The President highlighted science and technology in his State of the Union last year and in his address on Tuesday night. A front-page article in last Sunday’s Washington Post discussed efforts by interest groups to get just a “moment” in the State of the Union. It is significant that the President devoted more than 350 words to science and technology, as well as many more words to clean energy and educational reform in his address to Congress and the nation.
It is to be expected that House Science and Technology Committee Chairman Ralph Hall (R-TX) would be more critical of Obama’s address, and Ranking Member Eddie Bernice Johnson (D-TX) more supportive. Selections from each of their statements follow:
“Tonight the President focused on ‘America winning,’ by leading the world in innovation. But leading the world in innovation must start with a strategy that fosters private investment and economic growth. Too many of this administration’s policies have been detrimental to business and to keeping jobs in the U.S.
“The American people have been clear that they want us to work together to shrink the reach of the Federal Government, and to give entrepreneurs an environment in which to invest and grow by lowering taxes, limiting burdensome and costly regulations, cutting spending, and reducing our Nation’s debt. While appropriate investments in science and technology are important, they must be made prudently within the confines of a disciplined budget.
“While much of the President’s rhetoric on energy is commendable, it too stands at odds with this administration’s actions in some of the most important areas. From blocking energy exploration and production to the EPA’s unjustified assaults on U.S. industry, the President’s policies are making energy less abundant and less affordable, which in turn makes America less competitive. These are job-killing policies, and my home state of Texas is at the center of this storm.
“I welcome the President's attention to the importance of basic research, as it is critical to driving innovation and economic growth. However, the President went on to say that we must focus our efforts on ‘clean energy technologies,’ which suggests an emphasis not on basic research, but on commercialization. These are activities often best left to the private sector.”

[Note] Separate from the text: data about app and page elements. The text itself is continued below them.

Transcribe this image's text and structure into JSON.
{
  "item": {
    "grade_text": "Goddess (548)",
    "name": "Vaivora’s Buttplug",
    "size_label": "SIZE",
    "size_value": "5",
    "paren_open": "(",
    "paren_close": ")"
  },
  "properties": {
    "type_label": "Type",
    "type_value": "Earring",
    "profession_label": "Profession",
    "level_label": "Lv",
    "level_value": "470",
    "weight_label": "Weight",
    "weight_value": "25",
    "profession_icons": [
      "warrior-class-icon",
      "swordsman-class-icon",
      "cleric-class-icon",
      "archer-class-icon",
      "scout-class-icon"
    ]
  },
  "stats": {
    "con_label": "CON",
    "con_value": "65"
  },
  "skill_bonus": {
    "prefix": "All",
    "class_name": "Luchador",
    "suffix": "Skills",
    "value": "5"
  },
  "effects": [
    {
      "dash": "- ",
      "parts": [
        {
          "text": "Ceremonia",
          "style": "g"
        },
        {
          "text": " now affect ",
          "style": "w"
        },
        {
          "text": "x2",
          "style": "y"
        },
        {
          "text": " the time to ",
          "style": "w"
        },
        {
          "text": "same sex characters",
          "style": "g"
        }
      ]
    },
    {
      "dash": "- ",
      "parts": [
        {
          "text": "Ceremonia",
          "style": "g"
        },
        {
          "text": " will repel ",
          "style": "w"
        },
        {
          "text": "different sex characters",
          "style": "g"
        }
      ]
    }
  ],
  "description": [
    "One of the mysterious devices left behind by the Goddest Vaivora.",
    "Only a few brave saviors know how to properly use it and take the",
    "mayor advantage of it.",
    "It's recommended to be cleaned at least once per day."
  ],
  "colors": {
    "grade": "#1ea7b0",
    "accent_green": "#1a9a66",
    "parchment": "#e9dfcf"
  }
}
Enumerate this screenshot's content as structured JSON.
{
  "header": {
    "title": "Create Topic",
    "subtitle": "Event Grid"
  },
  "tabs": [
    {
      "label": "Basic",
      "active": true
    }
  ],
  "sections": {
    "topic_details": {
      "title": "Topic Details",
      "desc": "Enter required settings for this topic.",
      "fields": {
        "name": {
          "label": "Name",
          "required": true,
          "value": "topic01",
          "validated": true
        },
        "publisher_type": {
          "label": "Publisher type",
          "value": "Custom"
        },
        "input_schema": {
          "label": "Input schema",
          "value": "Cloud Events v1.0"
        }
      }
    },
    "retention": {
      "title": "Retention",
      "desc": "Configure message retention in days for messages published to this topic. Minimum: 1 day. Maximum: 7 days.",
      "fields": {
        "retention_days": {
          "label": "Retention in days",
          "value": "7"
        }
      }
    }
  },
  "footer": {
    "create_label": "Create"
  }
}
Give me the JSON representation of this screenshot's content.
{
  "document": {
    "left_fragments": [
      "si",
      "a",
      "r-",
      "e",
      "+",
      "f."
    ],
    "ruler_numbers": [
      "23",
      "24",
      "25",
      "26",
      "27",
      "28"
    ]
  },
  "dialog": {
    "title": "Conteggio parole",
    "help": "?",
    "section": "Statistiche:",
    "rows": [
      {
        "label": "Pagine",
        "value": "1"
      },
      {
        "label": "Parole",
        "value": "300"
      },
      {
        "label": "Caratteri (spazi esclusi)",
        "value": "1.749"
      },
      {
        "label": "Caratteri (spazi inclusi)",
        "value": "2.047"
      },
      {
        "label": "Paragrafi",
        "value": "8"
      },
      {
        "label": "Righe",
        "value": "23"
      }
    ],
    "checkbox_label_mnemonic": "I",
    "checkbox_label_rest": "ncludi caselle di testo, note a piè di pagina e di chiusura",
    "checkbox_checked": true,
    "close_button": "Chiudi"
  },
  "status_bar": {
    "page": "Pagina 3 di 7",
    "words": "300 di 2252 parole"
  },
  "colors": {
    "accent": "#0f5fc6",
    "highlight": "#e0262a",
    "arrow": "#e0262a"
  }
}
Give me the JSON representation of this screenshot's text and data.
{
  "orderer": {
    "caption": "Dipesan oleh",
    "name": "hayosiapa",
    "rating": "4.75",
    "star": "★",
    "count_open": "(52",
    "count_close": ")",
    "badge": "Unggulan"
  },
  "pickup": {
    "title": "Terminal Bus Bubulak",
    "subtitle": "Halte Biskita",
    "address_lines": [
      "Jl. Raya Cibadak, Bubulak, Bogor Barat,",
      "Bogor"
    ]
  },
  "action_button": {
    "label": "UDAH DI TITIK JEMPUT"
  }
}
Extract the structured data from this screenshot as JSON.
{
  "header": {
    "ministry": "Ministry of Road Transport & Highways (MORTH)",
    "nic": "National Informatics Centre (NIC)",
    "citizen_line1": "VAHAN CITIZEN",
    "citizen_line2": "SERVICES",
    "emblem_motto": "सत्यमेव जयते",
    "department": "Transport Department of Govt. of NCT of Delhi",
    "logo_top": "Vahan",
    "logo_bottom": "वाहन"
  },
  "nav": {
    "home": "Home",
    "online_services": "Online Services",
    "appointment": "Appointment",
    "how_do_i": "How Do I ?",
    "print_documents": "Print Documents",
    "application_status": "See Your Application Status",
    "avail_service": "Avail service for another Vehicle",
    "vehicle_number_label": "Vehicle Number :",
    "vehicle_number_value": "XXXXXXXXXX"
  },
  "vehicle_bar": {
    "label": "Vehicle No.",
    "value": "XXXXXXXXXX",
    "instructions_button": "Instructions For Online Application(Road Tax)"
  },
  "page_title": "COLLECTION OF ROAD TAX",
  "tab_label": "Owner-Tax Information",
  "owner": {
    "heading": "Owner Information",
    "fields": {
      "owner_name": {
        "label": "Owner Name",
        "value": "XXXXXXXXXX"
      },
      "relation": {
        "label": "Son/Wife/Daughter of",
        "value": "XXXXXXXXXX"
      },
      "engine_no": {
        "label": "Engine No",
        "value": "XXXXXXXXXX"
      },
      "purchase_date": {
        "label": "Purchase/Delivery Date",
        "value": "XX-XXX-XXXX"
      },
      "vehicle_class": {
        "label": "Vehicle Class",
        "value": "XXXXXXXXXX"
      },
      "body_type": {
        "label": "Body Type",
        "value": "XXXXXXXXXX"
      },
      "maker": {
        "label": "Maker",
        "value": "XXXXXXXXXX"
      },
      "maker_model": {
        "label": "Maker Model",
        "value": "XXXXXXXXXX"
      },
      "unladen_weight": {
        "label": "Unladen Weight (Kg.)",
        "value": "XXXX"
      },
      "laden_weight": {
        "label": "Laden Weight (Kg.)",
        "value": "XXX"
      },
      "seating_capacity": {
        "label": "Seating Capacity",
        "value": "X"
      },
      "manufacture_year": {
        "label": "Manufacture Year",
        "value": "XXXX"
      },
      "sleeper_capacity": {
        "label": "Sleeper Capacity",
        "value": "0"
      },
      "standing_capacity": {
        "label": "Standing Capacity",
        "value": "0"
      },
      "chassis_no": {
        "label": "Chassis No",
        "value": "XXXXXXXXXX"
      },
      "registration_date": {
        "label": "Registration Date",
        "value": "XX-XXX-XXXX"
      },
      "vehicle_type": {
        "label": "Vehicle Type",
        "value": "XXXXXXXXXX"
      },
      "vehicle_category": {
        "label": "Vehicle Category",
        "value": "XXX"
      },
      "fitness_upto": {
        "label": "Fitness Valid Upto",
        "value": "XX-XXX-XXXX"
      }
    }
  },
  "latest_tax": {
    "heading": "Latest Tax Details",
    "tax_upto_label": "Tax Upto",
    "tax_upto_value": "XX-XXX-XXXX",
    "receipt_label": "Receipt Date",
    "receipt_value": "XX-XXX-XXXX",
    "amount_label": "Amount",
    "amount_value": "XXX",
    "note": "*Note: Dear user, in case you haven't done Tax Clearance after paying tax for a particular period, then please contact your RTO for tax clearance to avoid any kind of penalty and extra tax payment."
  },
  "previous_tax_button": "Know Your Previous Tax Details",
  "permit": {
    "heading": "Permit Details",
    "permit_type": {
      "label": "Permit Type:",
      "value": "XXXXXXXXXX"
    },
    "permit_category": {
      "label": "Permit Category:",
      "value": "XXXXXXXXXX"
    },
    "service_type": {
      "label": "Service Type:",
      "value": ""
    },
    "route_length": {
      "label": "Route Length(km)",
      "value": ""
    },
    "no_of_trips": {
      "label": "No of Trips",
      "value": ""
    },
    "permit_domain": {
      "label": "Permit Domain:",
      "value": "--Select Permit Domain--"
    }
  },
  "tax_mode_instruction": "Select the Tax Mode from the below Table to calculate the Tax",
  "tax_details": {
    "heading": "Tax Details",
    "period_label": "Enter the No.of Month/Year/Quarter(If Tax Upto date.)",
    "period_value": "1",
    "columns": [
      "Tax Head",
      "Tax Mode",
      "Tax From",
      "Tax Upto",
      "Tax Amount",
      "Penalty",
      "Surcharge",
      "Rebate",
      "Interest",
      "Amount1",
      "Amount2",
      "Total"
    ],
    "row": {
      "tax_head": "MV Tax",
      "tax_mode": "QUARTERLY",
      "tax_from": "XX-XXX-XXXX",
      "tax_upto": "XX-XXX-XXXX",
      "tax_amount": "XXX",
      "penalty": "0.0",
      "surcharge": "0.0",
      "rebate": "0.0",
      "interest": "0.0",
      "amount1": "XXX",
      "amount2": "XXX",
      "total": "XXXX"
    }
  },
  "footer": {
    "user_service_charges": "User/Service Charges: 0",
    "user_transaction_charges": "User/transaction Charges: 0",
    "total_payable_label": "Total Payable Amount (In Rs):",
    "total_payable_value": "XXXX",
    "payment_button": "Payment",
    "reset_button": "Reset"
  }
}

Hall criticized the Administration’s policy on Yucca Mountain and for not “promoting a strong vision for the future of space exploration.” Looking ahead to the committee’s activities, Hall said:
“In the 112th Congress, the Science, Space, and Technology Committee will conduct oversight of these policies, as well as the broader research and development priorities necessary to advance American competitiveness. If we are to continue to lead the world in innovation, we must invest wisely, and put a stop to Democrats’ job-destroying spending.”
Ranking Member Johnson:
“I applaud the President’s ongoing commitment to investments in innovation as a key to our nation’s competitiveness. While we need to get serious about reducing our deficit, our nation’s long-term economic prosperity depends on the investments in research, technology, and education that we make now. One need only look at the benefits our nation has gained from past investments in such areas as energy, information technologies, environmental research, and our civil space and aeronautics programs to realize that these are investments with a guaranteed return -- and we must not shrink from making them if we are to ensure a better future for our children. In addition to supporting research, we must empower scientists, engineers, and entrepreneurs to turn R&D into new technologies, new businesses, and new jobs.
“As the President mentioned, this is particularly true in the area of clean energy. In order to support our energy independence and security, we must boost our commitment to clean energy research and the development of new clean energy technologies. It is also critical that we continue to reinvent the way government fosters innovation and encourages growth in clean energy technologies through programs such as the Advanced Research Projects Agency - Energy (ARPA-E).
“At the same time, we must invest in education, especially in science, technology, engineering and mathematics (STEM) education, to ensure that our children develop the skills necessary to compete for the jobs of the future. . . . ”
“As the President said, ‘We do big things.’ However we must work hard if we want to continue to do big things in this country and remain the most innovative and sustainable economy in the world. I look forward continuing to work with the Administration and with my colleagues on the Science, Space, and Technology Committee to achieve our common goal of securing our global technological leadership and economic competitiveness.”